The term “worldview” was also repeatedly invoked in FOF’s Anti-CRT Lessons, such as in a post-video discussion prompt: “Why Is Critical Race Theory Really a Worldview Problem?” world ? »
This language is ubiquitous in modern conservative American Christianity, as American journalist and historian of religion Molly Worthen has said. observed. In the evangelical realm, Christian media promise to inculcate or reinforce a “biblical worldview.” Christian universities display the term on the side of campus buildings. Young people from the evangelical movement attend “Worldview Weekend” conferences without sleeping.
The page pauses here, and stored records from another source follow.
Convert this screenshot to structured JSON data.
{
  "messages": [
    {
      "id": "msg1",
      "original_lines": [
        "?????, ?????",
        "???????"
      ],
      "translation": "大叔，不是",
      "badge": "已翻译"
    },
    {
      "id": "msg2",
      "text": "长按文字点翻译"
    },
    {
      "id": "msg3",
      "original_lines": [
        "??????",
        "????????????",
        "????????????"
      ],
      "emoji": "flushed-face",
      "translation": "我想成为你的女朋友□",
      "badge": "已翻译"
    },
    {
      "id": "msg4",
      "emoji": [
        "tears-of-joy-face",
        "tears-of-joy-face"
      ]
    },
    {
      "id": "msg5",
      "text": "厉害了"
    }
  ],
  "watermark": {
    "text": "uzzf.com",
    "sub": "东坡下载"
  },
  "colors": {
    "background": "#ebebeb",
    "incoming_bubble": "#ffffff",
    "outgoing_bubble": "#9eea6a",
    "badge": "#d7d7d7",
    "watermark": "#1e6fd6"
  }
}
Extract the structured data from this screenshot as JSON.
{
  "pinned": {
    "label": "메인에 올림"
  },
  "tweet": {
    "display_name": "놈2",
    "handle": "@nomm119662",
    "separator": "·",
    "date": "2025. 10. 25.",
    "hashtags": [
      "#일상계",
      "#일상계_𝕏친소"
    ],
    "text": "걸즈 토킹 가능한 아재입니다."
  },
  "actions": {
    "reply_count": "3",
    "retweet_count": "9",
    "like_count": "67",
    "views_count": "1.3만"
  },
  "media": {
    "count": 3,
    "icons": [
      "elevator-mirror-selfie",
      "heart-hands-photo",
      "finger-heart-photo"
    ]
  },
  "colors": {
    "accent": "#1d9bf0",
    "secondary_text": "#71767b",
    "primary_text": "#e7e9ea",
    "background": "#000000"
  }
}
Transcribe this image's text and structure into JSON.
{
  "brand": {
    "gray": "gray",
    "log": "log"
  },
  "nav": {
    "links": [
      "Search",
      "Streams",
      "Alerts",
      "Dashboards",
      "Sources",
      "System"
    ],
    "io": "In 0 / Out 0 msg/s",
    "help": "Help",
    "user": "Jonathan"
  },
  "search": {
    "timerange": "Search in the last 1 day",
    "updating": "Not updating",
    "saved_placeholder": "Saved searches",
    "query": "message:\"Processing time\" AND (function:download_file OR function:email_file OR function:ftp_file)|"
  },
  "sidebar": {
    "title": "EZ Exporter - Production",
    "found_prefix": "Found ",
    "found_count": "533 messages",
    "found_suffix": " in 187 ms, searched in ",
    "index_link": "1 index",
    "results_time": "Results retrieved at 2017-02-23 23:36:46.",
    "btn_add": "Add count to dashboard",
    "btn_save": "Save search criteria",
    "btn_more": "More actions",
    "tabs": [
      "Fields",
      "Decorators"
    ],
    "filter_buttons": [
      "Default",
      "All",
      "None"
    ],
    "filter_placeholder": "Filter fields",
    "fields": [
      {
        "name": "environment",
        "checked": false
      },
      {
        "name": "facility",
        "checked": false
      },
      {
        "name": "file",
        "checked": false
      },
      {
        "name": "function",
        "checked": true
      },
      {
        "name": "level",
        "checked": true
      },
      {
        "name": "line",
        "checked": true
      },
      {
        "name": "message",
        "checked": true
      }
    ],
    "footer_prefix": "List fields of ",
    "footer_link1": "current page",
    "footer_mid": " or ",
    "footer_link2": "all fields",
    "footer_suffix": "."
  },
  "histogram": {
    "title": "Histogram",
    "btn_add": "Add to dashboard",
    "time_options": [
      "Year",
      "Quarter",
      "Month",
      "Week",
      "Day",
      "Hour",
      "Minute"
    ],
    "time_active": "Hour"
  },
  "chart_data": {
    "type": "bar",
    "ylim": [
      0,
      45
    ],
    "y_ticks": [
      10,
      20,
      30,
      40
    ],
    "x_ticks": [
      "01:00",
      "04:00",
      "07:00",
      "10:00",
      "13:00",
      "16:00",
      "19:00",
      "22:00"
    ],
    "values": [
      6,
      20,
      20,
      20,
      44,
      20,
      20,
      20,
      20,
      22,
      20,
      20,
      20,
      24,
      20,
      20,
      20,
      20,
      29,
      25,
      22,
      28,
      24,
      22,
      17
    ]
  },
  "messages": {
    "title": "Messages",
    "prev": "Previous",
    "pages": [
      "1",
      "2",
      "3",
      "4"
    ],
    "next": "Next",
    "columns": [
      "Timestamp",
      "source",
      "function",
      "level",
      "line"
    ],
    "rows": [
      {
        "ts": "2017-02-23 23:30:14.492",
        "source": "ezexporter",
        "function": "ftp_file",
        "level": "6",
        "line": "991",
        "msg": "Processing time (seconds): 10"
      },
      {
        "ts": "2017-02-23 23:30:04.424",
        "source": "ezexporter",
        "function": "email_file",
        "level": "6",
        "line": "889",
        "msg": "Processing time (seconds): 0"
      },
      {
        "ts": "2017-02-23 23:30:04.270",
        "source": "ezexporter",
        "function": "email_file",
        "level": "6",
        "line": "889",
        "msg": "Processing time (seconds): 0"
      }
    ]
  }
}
In its most basic and bona fide definition, according to Jacob Alan Cook, a professor at Wake Forest University’s School of Divinity and author of the 2021 book “Worldview Theory, Whiteness and the Future of Evangelical Faith”, the concept of a biblical worldview goes like this: “If the Bible is what we say it is, then we should be able to logically extend its truths to encompass the most important things, and the most questions Morals should have a logical connection to the core of this thing we believe in.” In reality, he continued, “worldview theory” has a lot of “extra-biblical” baggage that has been merged with conservative evangelical doctrine, making things like capitalism, nationalism Christian or, in recent decades, segregation, seem to be matters of faith. .
What that amounts to, Cook said, is an evangelical way of saying, “Everyone has an ideology, but we have the truth.” In this context, it becomes “really difficult to challenge these things from within” faith, he observes, where a biblical worldview can function as “alternative facts” or a closed epistemological door.
This is exactly the message expressed by Focus on the Family’s Huerta, telling viewers: “Let’s not enter this discussion on CRT out of fear, but boldly: we have the word of God and this is the answer. to that.”
Read more about the political battle over “critical race theory”: